WORK REQUEST:
Whatever the records say, repeat them exactly as given.

SOURCE RECORDS:
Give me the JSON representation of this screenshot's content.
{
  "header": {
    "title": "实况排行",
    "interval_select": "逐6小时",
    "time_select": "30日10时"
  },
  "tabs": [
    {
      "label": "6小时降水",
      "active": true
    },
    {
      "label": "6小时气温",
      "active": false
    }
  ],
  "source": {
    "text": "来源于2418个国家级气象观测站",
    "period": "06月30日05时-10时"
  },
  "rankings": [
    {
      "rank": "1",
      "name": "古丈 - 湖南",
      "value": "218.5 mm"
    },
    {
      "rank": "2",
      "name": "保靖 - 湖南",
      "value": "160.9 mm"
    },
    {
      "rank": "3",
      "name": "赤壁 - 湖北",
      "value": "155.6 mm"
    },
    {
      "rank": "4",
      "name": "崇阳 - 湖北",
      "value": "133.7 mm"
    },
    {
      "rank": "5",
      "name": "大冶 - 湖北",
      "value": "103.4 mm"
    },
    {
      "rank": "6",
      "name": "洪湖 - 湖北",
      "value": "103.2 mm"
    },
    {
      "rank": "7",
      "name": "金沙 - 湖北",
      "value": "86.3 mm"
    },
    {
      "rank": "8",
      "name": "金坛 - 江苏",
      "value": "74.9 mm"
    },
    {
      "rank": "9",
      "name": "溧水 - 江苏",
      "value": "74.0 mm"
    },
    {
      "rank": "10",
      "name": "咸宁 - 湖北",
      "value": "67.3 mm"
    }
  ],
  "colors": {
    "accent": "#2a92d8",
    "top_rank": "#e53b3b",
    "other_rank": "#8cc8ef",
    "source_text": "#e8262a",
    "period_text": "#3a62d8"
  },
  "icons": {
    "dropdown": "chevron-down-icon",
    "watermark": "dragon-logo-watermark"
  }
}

TASK ANSWER:
Give me the JSON representation of this screenshot's content.
{
  "header": {
    "title": "实况排行",
    "interval_select": "逐6小时",
    "time_select": "30日10时"
  },
  "tabs": [
    {
      "label": "6小时降水",
      "active": true
    },
    {
      "label": "6小时气温",
      "active": false
    }
  ],
  "source": {
    "text": "来源于2418个国家级气象观测站",
    "period": "06月30日05时-10时"
  },
  "rankings": [
    {
      "rank": "1",
      "name": "古丈 - 湖南",
      "value": "218.5 mm"
    },
    {
      "rank": "2",
      "name": "保靖 - 湖南",
      "value": "160.9 mm"
    },
    {
      "rank": "3",
      "name": "赤壁 - 湖北",
      "value": "155.6 mm"
    },
    {
      "rank": "4",
      "name": "崇阳 - 湖北",
      "value": "133.7 mm"
    },
    {
      "rank": "5",
      "name": "大冶 - 湖北",
      "value": "103.4 mm"
    },
    {
      "rank": "6",
      "name": "洪湖 - 湖北",
      "value": "103.2 mm"
    },
    {
      "rank": "7",
      "name": "金沙 - 湖北",
      "value": "86.3 mm"
    },
    {
      "rank": "8",
      "name": "金坛 - 江苏",
      "value": "74.9 mm"
    },
    {
      "rank": "9",
      "name": "溧水 - 江苏",
      "value": "74.0 mm"
    },
    {
      "rank": "10",
      "name": "咸宁 - 湖北",
      "value": "67.3 mm"
    }
  ],
  "colors": {
    "accent": "#2a92d8",
    "top_rank": "#e53b3b",
    "other_rank": "#8cc8ef",
    "source_text": "#e8262a",
    "period_text": "#3a62d8"
  },
  "icons": {
    "dropdown": "chevron-down-icon",
    "watermark": "dragon-logo-watermark"
  }
}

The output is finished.